The Dark Side of the Poinsettia

by Karin Bueling

The Poinsettia, Euphorbia plurcherrima, which was once thought of as a weed from the Mexican and Central American deserts, has been reinvented as a well known symbol of the Christmas Holiday season. In the warm weather highlands, wooded ravines and rocky hillsides of Central America and Mexico they grew and flourished unknown to many parts of the world.

The plant was first introduced into its holiday popularity by the person it was named after, Joel Roberts Poinsett, the first Ambassador to Mexico in the 1820's. Mr. Poinsett, who was also a well known botanist, imported the plant from Mexico in 1829 to his own greenhouse in South Carolina. He was also known as one of the cofounders of The Institute for the Promotion of Science and the Useful Arts, which was a precursor of the Smithsonian Institute. He began propagating and raising the plant fort profit.

Since Poinsetts' time, its popularity has grown to represent annual sales of over 52 million plants nationwide. Retailers prices can range from as little as a few dollars all the way up to a few hundred dollars for the more elaborate arrangements. Considering the fact that poinsettias are only sold for about 1 month out of the entire year, they generate over $200 million annually in wholesale business, and rank among the highest grossing ornamental crop in the United States.

The history on the Poinsettia plant is just about as colorful as the plant itself. It is a plant that is a native of Mexico, specifically a town called Taxco de Alacron. In the southern United States and many other warmer climates, including Mexico, it grows a a shrub. Sometimes up to ten feet tall, blooming outdoors in December just in time for Christmas. In Mexico it was known by its Spanish name of flor de nochebuena, "flower of Christmas Eve." The historical story that tells of the beginning of the plant was that of a poor Mexican girls named Pepita, who along with her brother Pedro, were on their way to church one Christmas Eve. Pepita felt very bad because she didn't have a gift to offer to the alter of the Virgin Mary.

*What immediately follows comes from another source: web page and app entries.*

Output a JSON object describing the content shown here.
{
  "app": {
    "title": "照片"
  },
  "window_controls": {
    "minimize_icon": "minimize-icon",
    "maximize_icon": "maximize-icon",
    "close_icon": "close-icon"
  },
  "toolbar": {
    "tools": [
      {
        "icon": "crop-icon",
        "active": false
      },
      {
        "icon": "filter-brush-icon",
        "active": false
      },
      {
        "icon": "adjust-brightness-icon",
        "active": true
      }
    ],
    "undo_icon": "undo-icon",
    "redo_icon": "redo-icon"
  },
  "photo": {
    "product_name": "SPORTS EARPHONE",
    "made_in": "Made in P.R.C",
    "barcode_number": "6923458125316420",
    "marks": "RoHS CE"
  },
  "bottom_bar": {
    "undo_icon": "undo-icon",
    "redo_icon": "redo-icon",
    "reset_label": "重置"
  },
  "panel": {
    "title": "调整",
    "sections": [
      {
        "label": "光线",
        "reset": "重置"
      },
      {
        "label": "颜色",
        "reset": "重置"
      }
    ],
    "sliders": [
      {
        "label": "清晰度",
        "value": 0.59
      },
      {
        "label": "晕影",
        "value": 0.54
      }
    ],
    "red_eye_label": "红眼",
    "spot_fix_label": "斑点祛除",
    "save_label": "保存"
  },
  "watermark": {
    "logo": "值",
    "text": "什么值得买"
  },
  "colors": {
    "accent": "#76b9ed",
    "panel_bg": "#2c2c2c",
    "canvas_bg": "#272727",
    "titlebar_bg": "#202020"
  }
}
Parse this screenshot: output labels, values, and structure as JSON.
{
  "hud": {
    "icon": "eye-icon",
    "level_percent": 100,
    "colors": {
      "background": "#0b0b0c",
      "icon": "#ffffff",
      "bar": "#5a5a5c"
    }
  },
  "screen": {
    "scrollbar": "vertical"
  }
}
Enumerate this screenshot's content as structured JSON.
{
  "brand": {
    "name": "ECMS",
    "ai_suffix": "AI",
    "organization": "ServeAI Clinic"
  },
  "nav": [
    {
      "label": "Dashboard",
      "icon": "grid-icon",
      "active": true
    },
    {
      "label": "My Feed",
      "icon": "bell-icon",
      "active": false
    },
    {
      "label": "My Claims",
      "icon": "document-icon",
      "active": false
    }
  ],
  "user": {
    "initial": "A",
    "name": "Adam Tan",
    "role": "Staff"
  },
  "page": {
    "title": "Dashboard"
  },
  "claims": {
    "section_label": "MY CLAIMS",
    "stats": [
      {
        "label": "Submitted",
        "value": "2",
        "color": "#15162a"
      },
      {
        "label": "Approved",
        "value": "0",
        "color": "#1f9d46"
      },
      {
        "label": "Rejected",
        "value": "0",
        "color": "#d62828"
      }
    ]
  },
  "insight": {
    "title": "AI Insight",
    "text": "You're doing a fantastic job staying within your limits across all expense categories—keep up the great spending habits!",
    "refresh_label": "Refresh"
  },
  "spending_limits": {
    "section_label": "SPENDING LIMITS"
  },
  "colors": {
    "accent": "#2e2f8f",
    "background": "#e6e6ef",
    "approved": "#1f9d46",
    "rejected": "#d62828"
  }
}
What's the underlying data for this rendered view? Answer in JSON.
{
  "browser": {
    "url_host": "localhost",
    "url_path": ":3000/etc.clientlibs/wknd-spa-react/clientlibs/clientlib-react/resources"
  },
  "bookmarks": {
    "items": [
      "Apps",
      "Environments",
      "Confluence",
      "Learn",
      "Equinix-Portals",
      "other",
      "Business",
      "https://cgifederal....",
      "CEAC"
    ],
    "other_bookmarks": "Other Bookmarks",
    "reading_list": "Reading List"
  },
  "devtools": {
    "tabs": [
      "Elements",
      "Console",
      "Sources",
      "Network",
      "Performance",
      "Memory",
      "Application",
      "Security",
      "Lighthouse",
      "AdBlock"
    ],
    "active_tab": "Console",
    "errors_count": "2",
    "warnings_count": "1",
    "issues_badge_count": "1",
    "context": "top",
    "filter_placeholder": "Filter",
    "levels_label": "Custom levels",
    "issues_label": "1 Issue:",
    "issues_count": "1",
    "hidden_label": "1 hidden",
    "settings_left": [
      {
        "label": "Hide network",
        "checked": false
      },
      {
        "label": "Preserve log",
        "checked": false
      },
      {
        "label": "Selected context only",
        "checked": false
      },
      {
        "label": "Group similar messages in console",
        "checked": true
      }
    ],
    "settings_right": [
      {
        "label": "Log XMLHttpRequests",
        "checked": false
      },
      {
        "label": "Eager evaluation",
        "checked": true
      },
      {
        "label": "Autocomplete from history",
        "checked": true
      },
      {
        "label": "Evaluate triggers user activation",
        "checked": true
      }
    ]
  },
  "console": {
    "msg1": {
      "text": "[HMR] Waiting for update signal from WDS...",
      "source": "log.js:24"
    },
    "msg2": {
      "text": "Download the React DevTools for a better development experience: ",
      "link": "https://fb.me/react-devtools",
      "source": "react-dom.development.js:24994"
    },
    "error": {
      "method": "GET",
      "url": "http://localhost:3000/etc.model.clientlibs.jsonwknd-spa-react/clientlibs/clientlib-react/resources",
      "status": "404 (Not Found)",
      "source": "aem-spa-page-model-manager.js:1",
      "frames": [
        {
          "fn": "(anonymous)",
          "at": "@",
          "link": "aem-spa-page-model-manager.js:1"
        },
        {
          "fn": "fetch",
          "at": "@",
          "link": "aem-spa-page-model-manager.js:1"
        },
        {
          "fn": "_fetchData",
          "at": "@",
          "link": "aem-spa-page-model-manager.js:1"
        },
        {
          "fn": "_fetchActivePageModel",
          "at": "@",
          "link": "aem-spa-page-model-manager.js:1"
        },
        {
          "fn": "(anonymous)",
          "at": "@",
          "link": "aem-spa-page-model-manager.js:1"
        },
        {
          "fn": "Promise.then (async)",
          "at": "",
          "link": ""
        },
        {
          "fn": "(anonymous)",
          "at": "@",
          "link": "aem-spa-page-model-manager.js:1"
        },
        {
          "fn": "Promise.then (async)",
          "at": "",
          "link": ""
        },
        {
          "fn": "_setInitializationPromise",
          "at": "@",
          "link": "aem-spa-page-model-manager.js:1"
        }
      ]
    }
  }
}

Following the instructions of an angel that appeared to her she picked a bouquet of weeds that grew that grew along the roadside. She entered the church and offered her humble gift at the feet of the Christ child. It was at that moment that the weeds burst into brilliant red blooms which were called Flores de Noche Buena, of the Holy Night.

Poinsettias come in a variety of colors. Not only the traditional red, but also creamy white, a pale faded red, streaked red and white, pink, yellow, peach and last but not least white. Poinsettias have ordinary leaves as well as modified leaves called bracts that turn from green to crimson in response to the lengthening nights that indicates the onset of winter. At the center of the radiating bracts lie tiny golden blossoms, which represents the plants' true flowers. The wild varieties grow much taller that their potted relatives. Sometimes as tall as 16 feet. They also have longer and narrower leaves and bracts with foliage that tends to be oak leaf shaped.

As I mentioned earlier the Poinsettias are light-sensitive plants that bloom in response to lengthening times of darkness. To encourage your plant to bloom by Christmas, beginning about late September or no later than October 1, give your plant complete darkness for at least 14 to 16 hours each night. This can be accomplished by covering the plant with a large box, or simply moving it into a dark room, or covering with a black trash bag or black drop cloth. One must be very careful to ensure total darkness. By allowing stray light to filter in or turning on a light accidentally you could interrupt the plant's flowering cycle, delaying or possibly even totally halting the flowering completely. The temperature at night should be between 60 and 70 degrees F. In the daytime the plants should have indirect sunlight. Keep with this schedule for at least 10 weeks and you should start to see the bracts change color. Avoid too much water in the soil by allowing the plant to be properly drained. When you water drain off any excess in the saucer below. the pot.

Each holiday season there is the perennial question , "Is the Poinsettia plant poisonous?" There has never been any medical documentation or scientific evidence to substantiate the poison myth, it has scared people into the misguided belief that if ingested by humans it could be lethal. According to Poisindex R Information Service, which is a service that is used by the poison control centers, a 50 pound child would have to ingest over 500 poinsettia bracts or 1-1/4 pounds to surpass experimental doses. At those levels there wasn't any such toxicity. In addition the American Medical Association reports that there have been no deaths or serious injuries caused by the ingestion of poinsettias.

Last but surely not least, everyone should have a Poinsettia plant in their life at one time or another. No matter if it's a Christmas gift to you from a friend or admirer, or simply a gift to yourself. It can bring a great amount of beauty and pleasure into your life and truly has become a traditional sight at the Christmas holiday season.